Inspect the condition of the battery cables and their clamps. Make sure they are tight where they connect to the battery terminals.
Test the battery's condition, connecting a voltmeter to the battery--red probe to the positive terminal and black probe to the negative one. Make sure the voltage is greater than 12.5 volts.
Check the starter solenoid's wiring connections; use the wiring path described in the Tips.
Connect the starter solenoid switch terminal to a voltmeter or a test light. On models made in 1999 or later, this is the one with the small purple wire.
Have an assistant turn the truck's ignition switch to the "On" or "Start" position while you observe the light or voltmeter. Check for the test light to shine brightly or voltage to appear on the voltmeter.
Check the starting-system circuit if voltage does not appear, taking into account the wiring pattern described below.
Crank the engine and observe the battery voltage if the starter turns over slowly; the voltage shouldn't drop below less than 8.5 volts. Connect an inductive-type ammeter to the battery and observe the starter's draw on the battery; it shouldn't exceed 400 amps (350 for models made before 2007).
Remove the starter and mount it in a bench vise for a bench test if voltage appears on the meter/light but the starter motor will not operate.

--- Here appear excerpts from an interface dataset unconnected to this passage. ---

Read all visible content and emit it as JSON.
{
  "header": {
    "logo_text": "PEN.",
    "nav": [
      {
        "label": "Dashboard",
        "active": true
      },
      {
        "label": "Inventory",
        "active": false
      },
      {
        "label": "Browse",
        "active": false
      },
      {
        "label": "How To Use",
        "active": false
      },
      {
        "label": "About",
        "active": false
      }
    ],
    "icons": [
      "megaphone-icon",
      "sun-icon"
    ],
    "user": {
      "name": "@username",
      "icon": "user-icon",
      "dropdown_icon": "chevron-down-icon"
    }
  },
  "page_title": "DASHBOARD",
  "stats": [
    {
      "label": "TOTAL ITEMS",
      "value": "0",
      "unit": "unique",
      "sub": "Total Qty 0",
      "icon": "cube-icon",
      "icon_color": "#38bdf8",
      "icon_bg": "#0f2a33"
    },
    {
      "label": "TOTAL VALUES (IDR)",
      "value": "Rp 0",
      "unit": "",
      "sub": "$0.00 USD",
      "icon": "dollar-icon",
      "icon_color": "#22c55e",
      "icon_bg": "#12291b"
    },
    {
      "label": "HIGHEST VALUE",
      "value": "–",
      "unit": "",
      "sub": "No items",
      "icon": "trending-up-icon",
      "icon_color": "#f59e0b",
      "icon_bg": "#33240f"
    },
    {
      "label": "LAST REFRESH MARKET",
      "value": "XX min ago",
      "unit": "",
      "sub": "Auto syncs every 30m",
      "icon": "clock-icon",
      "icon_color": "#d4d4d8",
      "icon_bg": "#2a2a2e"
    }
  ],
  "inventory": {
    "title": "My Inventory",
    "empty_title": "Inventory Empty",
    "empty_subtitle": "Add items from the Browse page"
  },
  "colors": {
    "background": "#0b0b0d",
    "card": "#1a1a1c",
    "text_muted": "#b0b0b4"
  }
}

Connect the starter's B+ terminal to the positive terminal of a test battery using a jumper cable. Connect another jumper cable to the battery's negative terminal and the starter body. Connect a spare starter switch to the positive battery terminal and the solenoid's S terminal.
Apply battery voltage to the S terminal using the starter switch and see if the solenoid plunger extends with the shift lever and overrunning clutch and then rotates the pinion drive
Replace the starter motor if the pinion drive extends but doesn't rotate--the starter is defective but the solenoid works. If the solenoid clicks but there isn't any movement, the problem could be the motor, the solenoid or both.
Items you will need
12-volt test light (optional)